TASK PROMPT >> So long as no pictures are carried over, output the records below exactly.

Stored dataset items:

------------------------------------------------

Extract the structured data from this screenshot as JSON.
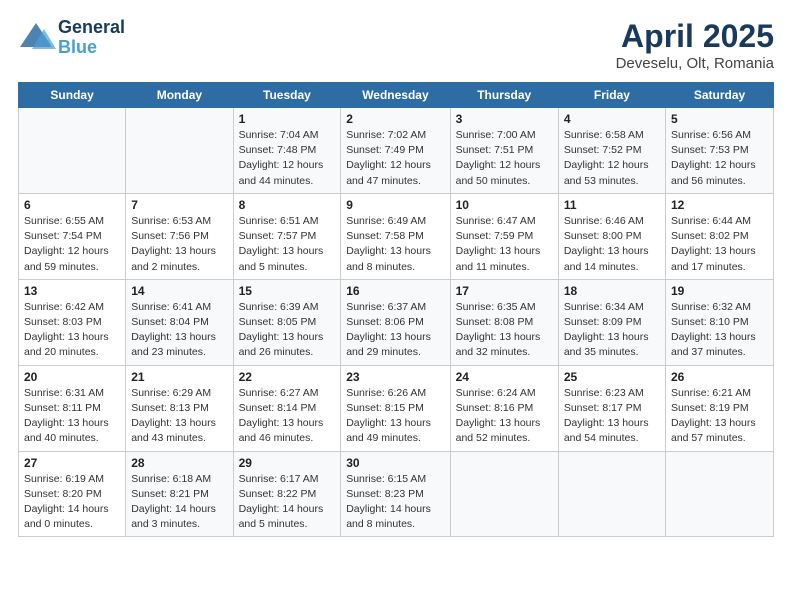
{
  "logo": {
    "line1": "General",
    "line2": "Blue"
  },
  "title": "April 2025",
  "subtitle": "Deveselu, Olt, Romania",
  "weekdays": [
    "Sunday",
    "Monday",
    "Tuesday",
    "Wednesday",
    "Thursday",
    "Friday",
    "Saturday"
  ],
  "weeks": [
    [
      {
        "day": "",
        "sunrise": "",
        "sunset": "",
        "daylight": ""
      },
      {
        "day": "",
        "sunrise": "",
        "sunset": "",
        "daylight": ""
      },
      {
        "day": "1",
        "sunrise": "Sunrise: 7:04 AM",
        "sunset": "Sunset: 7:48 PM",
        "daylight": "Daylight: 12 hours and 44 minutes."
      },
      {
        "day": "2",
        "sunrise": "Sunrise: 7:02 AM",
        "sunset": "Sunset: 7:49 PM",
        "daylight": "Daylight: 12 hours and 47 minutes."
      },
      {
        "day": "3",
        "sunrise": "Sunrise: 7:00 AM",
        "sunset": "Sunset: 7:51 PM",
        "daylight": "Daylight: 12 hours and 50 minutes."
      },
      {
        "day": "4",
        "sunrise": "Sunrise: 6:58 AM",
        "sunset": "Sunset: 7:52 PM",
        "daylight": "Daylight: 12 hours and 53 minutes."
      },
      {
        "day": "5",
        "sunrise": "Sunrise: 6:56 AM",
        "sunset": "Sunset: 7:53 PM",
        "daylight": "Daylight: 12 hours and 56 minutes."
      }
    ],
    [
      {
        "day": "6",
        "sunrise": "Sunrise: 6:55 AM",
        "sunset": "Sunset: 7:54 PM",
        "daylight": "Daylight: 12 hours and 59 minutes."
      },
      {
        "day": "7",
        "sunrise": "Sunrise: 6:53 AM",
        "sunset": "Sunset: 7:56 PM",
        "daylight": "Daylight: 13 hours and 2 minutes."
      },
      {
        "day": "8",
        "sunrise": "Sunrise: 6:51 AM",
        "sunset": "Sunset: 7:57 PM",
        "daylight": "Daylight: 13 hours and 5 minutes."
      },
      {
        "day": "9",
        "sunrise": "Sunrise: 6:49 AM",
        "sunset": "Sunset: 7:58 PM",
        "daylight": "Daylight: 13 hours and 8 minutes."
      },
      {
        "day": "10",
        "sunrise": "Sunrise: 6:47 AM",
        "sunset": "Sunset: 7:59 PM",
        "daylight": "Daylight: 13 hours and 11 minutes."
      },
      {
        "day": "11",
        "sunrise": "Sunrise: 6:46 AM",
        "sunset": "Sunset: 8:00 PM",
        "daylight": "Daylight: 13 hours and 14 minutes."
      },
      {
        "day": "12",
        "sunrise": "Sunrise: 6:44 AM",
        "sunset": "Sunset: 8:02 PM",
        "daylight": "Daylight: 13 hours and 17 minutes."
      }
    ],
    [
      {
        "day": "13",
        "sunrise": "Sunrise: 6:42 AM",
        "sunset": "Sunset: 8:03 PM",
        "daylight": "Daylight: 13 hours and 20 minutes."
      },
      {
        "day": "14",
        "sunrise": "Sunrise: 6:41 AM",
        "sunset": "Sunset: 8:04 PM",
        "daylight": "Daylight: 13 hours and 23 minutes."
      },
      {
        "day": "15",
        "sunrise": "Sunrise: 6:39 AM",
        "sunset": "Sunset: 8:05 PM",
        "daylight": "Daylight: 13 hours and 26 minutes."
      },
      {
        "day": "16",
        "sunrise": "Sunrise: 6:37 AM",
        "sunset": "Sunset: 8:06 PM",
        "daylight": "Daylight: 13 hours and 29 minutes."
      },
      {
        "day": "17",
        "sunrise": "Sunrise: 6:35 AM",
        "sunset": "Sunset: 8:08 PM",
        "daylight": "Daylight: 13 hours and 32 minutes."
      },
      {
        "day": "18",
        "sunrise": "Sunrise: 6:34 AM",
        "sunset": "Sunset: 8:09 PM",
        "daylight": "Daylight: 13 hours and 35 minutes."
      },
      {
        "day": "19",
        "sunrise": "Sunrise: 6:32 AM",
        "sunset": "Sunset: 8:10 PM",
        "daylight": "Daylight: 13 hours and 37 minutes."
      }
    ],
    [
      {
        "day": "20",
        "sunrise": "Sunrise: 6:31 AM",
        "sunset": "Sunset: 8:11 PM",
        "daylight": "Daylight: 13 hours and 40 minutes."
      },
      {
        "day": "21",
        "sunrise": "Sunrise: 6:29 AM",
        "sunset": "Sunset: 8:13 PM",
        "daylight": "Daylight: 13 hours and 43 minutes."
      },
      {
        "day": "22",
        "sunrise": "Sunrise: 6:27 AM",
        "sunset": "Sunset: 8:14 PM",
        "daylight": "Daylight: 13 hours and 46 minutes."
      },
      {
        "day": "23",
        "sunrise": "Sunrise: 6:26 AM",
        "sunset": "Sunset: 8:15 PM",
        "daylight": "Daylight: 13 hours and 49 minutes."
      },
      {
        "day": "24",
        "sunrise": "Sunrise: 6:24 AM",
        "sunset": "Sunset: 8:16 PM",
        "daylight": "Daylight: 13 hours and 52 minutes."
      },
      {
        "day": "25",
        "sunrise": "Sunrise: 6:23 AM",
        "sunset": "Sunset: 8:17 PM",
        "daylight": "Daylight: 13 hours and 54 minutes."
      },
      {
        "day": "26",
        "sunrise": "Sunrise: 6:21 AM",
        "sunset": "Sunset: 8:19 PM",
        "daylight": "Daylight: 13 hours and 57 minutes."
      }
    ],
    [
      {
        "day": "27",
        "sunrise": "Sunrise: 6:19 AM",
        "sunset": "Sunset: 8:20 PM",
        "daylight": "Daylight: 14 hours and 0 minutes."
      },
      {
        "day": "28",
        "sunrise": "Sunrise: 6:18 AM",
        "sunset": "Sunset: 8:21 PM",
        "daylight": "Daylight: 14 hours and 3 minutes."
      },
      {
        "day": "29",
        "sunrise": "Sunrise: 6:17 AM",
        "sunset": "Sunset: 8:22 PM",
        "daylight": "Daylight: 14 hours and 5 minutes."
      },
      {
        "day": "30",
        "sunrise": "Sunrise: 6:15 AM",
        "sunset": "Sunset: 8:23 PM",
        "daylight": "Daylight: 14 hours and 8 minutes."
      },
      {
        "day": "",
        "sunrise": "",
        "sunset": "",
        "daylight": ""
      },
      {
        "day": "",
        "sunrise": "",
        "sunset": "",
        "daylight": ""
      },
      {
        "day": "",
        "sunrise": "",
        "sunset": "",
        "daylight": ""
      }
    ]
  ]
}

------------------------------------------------

YOUR RESPONSE >>
Extract the structured data from this screenshot as JSON.
{
  "logo": {
    "line1": "General",
    "line2": "Blue"
  },
  "title": "April 2025",
  "subtitle": "Deveselu, Olt, Romania",
  "weekdays": [
    "Sunday",
    "Monday",
    "Tuesday",
    "Wednesday",
    "Thursday",
    "Friday",
    "Saturday"
  ],
  "weeks": [
    [
      {
        "day": "",
        "sunrise": "",
        "sunset": "",
        "daylight": ""
      },
      {
        "day": "",
        "sunrise": "",
        "sunset": "",
        "daylight": ""
      },
      {
        "day": "1",
        "sunrise": "Sunrise: 7:04 AM",
        "sunset": "Sunset: 7:48 PM",
        "daylight": "Daylight: 12 hours and 44 minutes."
      },
      {
        "day": "2",
        "sunrise": "Sunrise: 7:02 AM",
        "sunset": "Sunset: 7:49 PM",
        "daylight": "Daylight: 12 hours and 47 minutes."
      },
      {
        "day": "3",
        "sunrise": "Sunrise: 7:00 AM",
        "sunset": "Sunset: 7:51 PM",
        "daylight": "Daylight: 12 hours and 50 minutes."
      },
      {
        "day": "4",
        "sunrise": "Sunrise: 6:58 AM",
        "sunset": "Sunset: 7:52 PM",
        "daylight": "Daylight: 12 hours and 53 minutes."
      },
      {
        "day": "5",
        "sunrise": "Sunrise: 6:56 AM",
        "sunset": "Sunset: 7:53 PM",
        "daylight": "Daylight: 12 hours and 56 minutes."
      }
    ],
    [
      {
        "day": "6",
        "sunrise": "Sunrise: 6:55 AM",
        "sunset": "Sunset: 7:54 PM",
        "daylight": "Daylight: 12 hours and 59 minutes."
      },
      {
        "day": "7",
        "sunrise": "Sunrise: 6:53 AM",
        "sunset": "Sunset: 7:56 PM",
        "daylight": "Daylight: 13 hours and 2 minutes."
      },
      {
        "day": "8",
        "sunrise": "Sunrise: 6:51 AM",
        "sunset": "Sunset: 7:57 PM",
        "daylight": "Daylight: 13 hours and 5 minutes."
      },
      {
        "day": "9",
        "sunrise": "Sunrise: 6:49 AM",
        "sunset": "Sunset: 7:58 PM",
        "daylight": "Daylight: 13 hours and 8 minutes."
      },
      {
        "day": "10",
        "sunrise": "Sunrise: 6:47 AM",
        "sunset": "Sunset: 7:59 PM",
        "daylight": "Daylight: 13 hours and 11 minutes."
      },
      {
        "day": "11",
        "sunrise": "Sunrise: 6:46 AM",
        "sunset": "Sunset: 8:00 PM",
        "daylight": "Daylight: 13 hours and 14 minutes."
      },
      {
        "day": "12",
        "sunrise": "Sunrise: 6:44 AM",
        "sunset": "Sunset: 8:02 PM",
        "daylight": "Daylight: 13 hours and 17 minutes."
      }
    ],
    [
      {
        "day": "13",
        "sunrise": "Sunrise: 6:42 AM",
        "sunset": "Sunset: 8:03 PM",
        "daylight": "Daylight: 13 hours and 20 minutes."
      },
      {
        "day": "14",
        "sunrise": "Sunrise: 6:41 AM",
        "sunset": "Sunset: 8:04 PM",
        "daylight": "Daylight: 13 hours and 23 minutes."
      },
      {
        "day": "15",
        "sunrise": "Sunrise: 6:39 AM",
        "sunset": "Sunset: 8:05 PM",
        "daylight": "Daylight: 13 hours and 26 minutes."
      },
      {
        "day": "16",
        "sunrise": "Sunrise: 6:37 AM",
        "sunset": "Sunset: 8:06 PM",
        "daylight": "Daylight: 13 hours and 29 minutes."
      },
      {
        "day": "17",
        "sunrise": "Sunrise: 6:35 AM",
        "sunset": "Sunset: 8:08 PM",
        "daylight": "Daylight: 13 hours and 32 minutes."
      },
      {
        "day": "18",
        "sunrise": "Sunrise: 6:34 AM",
        "sunset": "Sunset: 8:09 PM",
        "daylight": "Daylight: 13 hours and 35 minutes."
      },
      {
        "day": "19",
        "sunrise": "Sunrise: 6:32 AM",
        "sunset": "Sunset: 8:10 PM",
        "daylight": "Daylight: 13 hours and 37 minutes."
      }
    ],
    [
      {
        "day": "20",
        "sunrise": "Sunrise: 6:31 AM",
        "sunset": "Sunset: 8:11 PM",
        "daylight": "Daylight: 13 hours and 40 minutes."
      },
      {
        "day": "21",
        "sunrise": "Sunrise: 6:29 AM",
        "sunset": "Sunset: 8:13 PM",
        "daylight": "Daylight: 13 hours and 43 minutes."
      },
      {
        "day": "22",
        "sunrise": "Sunrise: 6:27 AM",
        "sunset": "Sunset: 8:14 PM",
        "daylight": "Daylight: 13 hours and 46 minutes."
      },
      {
        "day": "23",
        "sunrise": "Sunrise: 6:26 AM",
        "sunset": "Sunset: 8:15 PM",
        "daylight": "Daylight: 13 hours and 49 minutes."
      },
      {
        "day": "24",
        "sunrise": "Sunrise: 6:24 AM",
        "sunset": "Sunset: 8:16 PM",
        "daylight": "Daylight: 13 hours and 52 minutes."
      },
      {
        "day": "25",
        "sunrise": "Sunrise: 6:23 AM",
        "sunset": "Sunset: 8:17 PM",
        "daylight": "Daylight: 13 hours and 54 minutes."
      },
      {
        "day": "26",
        "sunrise": "Sunrise: 6:21 AM",
        "sunset": "Sunset: 8:19 PM",
        "daylight": "Daylight: 13 hours and 57 minutes."
      }
    ],
    [
      {
        "day": "27",
        "sunrise": "Sunrise: 6:19 AM",
        "sunset": "Sunset: 8:20 PM",
        "daylight": "Daylight: 14 hours and 0 minutes."
      },
      {
        "day": "28",
        "sunrise": "Sunrise: 6:18 AM",
        "sunset": "Sunset: 8:21 PM",
        "daylight": "Daylight: 14 hours and 3 minutes."
      },
      {
        "day": "29",
        "sunrise": "Sunrise: 6:17 AM",
        "sunset": "Sunset: 8:22 PM",
        "daylight": "Daylight: 14 hours and 5 minutes."
      },
      {
        "day": "30",
        "sunrise": "Sunrise: 6:15 AM",
        "sunset": "Sunset: 8:23 PM",
        "daylight": "Daylight: 14 hours and 8 minutes."
      },
      {
        "day": "",
        "sunrise": "",
        "sunset": "",
        "daylight": ""
      },
      {
        "day": "",
        "sunrise": "",
        "sunset": "",
        "daylight": ""
      },
      {
        "day": "",
        "sunrise": "",
        "sunset": "",
        "daylight": ""
      }
    ]
  ]
}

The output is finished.